There’s no doubt that the coronavirus pandemic has had a huge impact on an already restricted global economy, with negative growth of -4.9% forecast for 2020. According to the IMF, this is 1.9 percentage points lower than the forecast published in April 2020, although a relatively sharp recovery is being predicted for the following 12 months.
Interestingly, the world’s financial markets have experienced far more peaks and troughs during 2020, with November representing the latest hikes for major indexes such as the Dow Jones Industrial Average, the S&P 500 and the Nasdaq Composite (which all reported double-digit growth in a four-week period).
But what will 2021 bring for the world’s financial markets? We’ll explore this in detail in the post below, by looking at the key trends that will impact on growth during this time.
The global rollout of a coronavirus vaccine
The accelerated route to a coronavirus vaccine has been one of the true success stories in 2020, with the first UK recipient having received a dose of the Pfizer vaccine earlier this week.
This is the first of three viable vaccines to have been formally approved, and in the coming months we could well see others rolled out as part of a large-scale global endeavour.
This will definitely benefit the global stock markets from the beginning of Q1 in 2021, as the widespread vaccination of communities would provide a significant boost for equity demand and lead to small-scale corrections in a handful of examples.

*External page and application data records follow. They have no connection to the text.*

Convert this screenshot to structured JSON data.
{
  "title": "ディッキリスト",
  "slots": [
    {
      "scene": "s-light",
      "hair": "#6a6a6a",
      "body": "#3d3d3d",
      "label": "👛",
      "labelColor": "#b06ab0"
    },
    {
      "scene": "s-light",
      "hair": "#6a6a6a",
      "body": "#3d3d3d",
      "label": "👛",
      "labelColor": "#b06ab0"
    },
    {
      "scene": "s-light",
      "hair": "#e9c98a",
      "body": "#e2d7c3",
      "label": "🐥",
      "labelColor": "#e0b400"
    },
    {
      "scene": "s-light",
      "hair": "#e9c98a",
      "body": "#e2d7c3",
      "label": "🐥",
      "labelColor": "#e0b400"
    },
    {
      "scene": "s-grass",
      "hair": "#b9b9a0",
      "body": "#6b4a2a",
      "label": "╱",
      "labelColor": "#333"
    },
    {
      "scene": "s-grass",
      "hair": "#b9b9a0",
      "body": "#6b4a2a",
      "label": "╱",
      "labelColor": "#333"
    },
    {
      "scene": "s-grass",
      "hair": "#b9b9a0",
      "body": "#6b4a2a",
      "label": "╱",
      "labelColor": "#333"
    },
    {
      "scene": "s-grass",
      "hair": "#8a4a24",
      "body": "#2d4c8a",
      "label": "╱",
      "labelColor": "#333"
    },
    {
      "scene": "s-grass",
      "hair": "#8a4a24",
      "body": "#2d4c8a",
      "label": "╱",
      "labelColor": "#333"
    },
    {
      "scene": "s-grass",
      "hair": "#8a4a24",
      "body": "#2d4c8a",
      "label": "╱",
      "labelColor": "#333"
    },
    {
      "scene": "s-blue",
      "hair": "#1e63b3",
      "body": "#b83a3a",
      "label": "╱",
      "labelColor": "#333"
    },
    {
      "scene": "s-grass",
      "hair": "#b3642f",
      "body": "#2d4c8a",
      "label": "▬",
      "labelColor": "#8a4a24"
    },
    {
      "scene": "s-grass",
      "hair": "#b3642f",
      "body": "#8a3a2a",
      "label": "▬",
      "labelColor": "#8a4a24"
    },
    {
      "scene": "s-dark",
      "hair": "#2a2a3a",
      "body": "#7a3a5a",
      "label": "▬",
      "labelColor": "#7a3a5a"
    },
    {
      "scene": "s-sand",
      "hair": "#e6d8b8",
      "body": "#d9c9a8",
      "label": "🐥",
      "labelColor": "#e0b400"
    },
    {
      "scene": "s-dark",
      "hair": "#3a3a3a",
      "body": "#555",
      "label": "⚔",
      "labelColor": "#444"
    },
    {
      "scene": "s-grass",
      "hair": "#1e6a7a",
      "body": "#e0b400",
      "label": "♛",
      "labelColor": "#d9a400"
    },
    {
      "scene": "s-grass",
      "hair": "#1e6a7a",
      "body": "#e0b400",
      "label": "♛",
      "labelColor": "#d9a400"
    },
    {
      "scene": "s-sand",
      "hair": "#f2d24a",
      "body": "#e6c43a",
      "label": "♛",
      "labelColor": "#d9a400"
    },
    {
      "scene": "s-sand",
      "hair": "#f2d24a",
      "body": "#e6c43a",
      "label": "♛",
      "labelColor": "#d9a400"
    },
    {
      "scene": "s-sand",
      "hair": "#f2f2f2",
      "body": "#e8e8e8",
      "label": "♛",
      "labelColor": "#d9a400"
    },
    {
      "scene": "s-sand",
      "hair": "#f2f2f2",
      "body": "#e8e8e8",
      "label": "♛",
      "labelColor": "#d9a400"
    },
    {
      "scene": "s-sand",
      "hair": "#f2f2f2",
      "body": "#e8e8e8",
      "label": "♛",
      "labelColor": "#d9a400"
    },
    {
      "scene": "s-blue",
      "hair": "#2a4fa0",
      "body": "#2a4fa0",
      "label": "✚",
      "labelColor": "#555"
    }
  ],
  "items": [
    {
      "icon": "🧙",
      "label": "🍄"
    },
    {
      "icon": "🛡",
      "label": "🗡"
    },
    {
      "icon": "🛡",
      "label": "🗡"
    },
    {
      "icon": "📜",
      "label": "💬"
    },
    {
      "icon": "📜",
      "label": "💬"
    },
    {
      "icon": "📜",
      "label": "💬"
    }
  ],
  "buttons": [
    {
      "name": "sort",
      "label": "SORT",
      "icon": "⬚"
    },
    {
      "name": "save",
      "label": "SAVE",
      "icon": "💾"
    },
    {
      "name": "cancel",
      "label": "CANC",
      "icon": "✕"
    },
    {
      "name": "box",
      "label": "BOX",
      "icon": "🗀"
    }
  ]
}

More specifically, access to an approved vaccine will re-energise equity demand for the sectors that have been hardest hit by coronavirus (such as aviation and tourism), while tech stocks that have seen accelerated growth in 2020 (like Zoom) will continue to experience a correction in the near-term.
Political factors such Biden’s election and Brexit
Despite the intense but so-far futile efforts of Donald Trump, Democratic candidate Joe Biden remains on course to be sworn in as the 46th US President on January 21st, 2021.
At the same time, the UK and the EU appear to be heading towards a no-deal Brexit, with both parties seemingly poles apart on issues such as fisheries and the so-called “level playing field”.
Both of these events will impact directly on the financial and forex markets, albeit in very different ways. For example, Biden’s decisive election win already caused US stock indices to soar in November, while his formative Presidency would most likely see this trend to continue into Q2 2021.
The same cannot be said for Brexit, however, with a no-deal scenario undermining British and European shares while also causing the EUR/GBP currency pairing to trade in a depreciating range. This trend is set to continue indefinitely, creating huge opportunities for day traders and issues for anyone with a longer-term investment perspective.
The rise of digital transformation
It has been estimated that the coronavirus and associated lockdown measures have driven a huge increase in ecommerce sales during 2020, adding an estimated £5.3 billion to the UK economy alone.
A similar rate of acceleration has been observed across all digital transformation firms and technologies this year, with this borne out by a wide scale survey commissioned by Cloud communications platform Twilio.
Overall, Covid-19 is thought to have sped up digital transformation by approximately 5.3 years, creating a positive outlook for associated stocks in 2021 and beyond.
While this blanket space includes firms and stocks such as Zoom (which we have already touched on), these assets have significant long-term growth potential that shouldn’t be ignored by investors.